The second summer season of the Strawberry Creek Music Festival opened last week with a program of standard Baroque fare played in rather standard fashion. This is not to say that the moderate-size audience in Smothers Theatre, Pepperdine University, left unimpressed.
Under the expert guidance of concertmaster/soloist Kathleen Lenski, the dozen or more professional and student musicians offered spirited ensemble work and occasional flights of virtuosity.
Still, one hoped for a bit more.
Holding center stage for Vivaldi's greatest hit--"The Four Seasons"--Lenski proved fully up to the challenges of these dazzling violin concertos, while demonstrating a refined sense of phrasing and embellishment. With only the slightest guidance from their leader, the players responded with a neatly balanced accompaniment, restrained in the slow movements and vigorous in the allegros.
Yet there was no apparent effort to discover something new in this overly familiar music. No depths were probed, no subtleties explored. One yearned for a sense of tension in the calm-before-the-storm Adagio from "Summer," for a feeling of unbridled joy in the opening of "Spring."
One also wished for a more audible harpsichord than the homely green instrument played by Patricia Mabee (like Lenski, one of several key players with past or present associations with the Los Angeles Chamber Orchestra). When she could be heard, Mabee offered tasteful accompaniments.

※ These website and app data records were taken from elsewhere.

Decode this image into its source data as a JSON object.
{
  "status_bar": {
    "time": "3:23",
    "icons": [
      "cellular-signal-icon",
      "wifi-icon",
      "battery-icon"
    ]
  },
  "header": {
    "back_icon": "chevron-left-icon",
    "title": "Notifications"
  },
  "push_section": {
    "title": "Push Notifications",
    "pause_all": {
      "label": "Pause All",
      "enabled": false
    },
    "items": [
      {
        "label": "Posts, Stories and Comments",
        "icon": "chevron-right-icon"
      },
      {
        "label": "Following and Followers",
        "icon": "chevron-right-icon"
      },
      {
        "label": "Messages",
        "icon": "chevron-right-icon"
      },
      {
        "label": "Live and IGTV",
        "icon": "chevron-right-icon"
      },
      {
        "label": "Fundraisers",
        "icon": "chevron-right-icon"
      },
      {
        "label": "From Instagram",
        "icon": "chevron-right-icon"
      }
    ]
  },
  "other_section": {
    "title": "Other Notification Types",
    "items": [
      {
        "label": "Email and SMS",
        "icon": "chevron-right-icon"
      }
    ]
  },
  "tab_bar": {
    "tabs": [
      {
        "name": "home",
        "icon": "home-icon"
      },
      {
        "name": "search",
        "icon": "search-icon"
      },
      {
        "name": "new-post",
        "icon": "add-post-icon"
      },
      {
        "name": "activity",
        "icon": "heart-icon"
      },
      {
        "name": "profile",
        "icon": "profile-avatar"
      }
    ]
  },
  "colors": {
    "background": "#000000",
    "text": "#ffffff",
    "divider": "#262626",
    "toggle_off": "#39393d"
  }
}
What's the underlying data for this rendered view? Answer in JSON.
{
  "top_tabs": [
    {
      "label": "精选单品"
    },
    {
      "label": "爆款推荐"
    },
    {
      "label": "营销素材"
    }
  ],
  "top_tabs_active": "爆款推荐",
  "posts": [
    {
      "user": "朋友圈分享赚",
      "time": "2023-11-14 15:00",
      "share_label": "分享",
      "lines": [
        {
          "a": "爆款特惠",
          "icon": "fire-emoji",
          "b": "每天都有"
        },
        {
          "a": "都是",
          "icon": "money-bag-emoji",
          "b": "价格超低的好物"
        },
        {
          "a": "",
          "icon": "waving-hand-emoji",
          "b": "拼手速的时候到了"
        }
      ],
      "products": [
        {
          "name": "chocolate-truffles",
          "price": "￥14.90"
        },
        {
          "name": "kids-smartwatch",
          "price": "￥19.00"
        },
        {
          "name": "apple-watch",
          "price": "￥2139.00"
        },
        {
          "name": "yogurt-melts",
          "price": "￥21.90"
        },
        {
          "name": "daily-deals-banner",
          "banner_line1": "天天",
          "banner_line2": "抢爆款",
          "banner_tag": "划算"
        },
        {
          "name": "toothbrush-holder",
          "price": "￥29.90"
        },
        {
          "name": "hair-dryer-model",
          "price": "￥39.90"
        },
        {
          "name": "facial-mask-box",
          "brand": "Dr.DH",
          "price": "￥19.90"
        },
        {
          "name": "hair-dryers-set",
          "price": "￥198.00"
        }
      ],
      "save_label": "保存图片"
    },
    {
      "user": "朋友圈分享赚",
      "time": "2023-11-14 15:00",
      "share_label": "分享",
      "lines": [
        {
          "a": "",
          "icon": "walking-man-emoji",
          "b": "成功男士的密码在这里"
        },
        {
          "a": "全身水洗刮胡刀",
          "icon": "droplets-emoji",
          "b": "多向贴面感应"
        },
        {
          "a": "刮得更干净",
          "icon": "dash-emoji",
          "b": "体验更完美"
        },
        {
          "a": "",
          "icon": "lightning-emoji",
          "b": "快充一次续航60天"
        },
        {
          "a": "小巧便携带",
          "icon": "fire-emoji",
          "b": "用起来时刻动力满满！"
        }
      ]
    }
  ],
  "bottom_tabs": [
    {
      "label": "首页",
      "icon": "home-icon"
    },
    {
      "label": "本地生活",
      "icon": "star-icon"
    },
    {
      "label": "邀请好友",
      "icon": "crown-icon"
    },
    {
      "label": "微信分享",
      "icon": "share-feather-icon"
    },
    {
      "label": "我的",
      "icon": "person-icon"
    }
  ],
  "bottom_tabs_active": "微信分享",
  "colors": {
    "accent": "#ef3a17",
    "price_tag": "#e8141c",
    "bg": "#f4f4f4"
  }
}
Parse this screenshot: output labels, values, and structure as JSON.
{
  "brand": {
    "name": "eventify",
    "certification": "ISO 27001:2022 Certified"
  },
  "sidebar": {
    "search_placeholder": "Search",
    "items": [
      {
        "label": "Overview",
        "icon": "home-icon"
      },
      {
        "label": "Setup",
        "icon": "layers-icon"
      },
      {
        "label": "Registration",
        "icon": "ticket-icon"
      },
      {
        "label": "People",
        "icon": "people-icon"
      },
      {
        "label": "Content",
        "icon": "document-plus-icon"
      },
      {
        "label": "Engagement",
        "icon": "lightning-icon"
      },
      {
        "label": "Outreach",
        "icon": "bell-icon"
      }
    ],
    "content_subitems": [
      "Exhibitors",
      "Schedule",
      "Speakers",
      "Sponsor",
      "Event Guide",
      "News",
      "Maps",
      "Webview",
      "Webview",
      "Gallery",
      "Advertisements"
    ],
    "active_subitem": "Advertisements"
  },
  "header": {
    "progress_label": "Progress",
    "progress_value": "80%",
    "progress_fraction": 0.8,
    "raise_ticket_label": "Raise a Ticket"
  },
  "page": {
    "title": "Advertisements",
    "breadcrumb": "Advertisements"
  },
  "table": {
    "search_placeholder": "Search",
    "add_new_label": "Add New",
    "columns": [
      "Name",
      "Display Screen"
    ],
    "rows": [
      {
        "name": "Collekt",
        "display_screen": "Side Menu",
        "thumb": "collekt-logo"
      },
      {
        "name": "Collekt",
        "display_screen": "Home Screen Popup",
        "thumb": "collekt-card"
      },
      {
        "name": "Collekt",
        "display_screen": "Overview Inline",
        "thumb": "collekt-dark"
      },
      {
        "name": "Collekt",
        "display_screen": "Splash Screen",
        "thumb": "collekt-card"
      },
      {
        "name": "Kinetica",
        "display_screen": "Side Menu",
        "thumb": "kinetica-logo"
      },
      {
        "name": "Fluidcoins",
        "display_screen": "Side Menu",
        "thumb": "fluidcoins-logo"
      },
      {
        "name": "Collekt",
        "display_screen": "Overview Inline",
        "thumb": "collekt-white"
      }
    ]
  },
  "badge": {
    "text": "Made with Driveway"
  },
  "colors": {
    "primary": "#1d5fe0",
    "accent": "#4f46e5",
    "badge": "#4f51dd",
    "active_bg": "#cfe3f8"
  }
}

In Marcello's lyrical Oboe Concerto, Gerard Reuter brought warmth and spirit to his solo duties, while bending and swaying with the kinds of motions that would charm a cobra out of its basket. Playing a Baroque oboe (but with modern fingerings), Reuter milked the famous Adagio for all its worth and dashed off the outer movements with spirit.